[Data extracted from a collection]
++++++++
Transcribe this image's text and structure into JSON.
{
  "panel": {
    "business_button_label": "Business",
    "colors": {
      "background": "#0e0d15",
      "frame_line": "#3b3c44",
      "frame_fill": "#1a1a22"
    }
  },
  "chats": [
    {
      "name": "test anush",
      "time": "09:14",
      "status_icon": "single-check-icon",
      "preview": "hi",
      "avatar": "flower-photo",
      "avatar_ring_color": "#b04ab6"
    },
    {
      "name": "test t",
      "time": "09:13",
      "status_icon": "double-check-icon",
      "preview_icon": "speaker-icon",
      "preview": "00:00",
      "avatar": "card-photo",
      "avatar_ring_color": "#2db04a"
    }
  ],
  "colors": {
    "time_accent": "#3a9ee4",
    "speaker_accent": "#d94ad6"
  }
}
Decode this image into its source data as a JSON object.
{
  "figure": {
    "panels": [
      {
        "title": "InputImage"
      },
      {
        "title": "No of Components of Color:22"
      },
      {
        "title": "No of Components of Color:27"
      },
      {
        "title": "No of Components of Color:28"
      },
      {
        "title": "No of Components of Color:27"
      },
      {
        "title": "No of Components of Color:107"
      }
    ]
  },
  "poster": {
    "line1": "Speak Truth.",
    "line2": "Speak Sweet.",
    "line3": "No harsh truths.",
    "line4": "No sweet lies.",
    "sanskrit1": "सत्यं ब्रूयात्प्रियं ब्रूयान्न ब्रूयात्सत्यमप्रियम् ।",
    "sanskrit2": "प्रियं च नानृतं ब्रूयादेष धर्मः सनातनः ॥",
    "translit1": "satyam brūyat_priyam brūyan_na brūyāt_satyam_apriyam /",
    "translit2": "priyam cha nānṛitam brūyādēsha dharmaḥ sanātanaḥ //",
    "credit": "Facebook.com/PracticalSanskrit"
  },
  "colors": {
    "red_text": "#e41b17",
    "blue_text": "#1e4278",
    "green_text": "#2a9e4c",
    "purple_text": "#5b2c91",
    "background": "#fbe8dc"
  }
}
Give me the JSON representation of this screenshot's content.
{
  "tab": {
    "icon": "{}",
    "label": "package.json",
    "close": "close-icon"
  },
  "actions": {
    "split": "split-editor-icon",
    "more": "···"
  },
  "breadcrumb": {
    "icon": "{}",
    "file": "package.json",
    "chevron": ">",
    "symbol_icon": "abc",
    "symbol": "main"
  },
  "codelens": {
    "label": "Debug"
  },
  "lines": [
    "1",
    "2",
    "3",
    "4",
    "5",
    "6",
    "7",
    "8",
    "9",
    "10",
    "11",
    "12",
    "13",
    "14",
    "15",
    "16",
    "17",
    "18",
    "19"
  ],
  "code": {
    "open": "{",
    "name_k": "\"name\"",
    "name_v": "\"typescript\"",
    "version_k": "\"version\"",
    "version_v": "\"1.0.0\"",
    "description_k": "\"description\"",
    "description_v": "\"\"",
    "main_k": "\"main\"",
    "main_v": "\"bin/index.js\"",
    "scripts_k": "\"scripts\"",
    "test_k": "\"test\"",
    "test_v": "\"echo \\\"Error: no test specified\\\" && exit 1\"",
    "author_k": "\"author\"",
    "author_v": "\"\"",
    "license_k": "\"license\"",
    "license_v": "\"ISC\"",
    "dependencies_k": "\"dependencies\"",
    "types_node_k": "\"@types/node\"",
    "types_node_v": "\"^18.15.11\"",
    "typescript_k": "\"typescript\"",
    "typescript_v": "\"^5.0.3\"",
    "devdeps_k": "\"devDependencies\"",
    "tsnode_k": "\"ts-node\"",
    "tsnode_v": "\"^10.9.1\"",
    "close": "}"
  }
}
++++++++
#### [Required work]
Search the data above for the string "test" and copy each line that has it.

#### [Written reply]
      "name": "test anush",
      "name": "test t",
    "test_k": "\"test\"",
    "test_v": "\"echo \\\"Error: no test specified\\\" && exit 1\"",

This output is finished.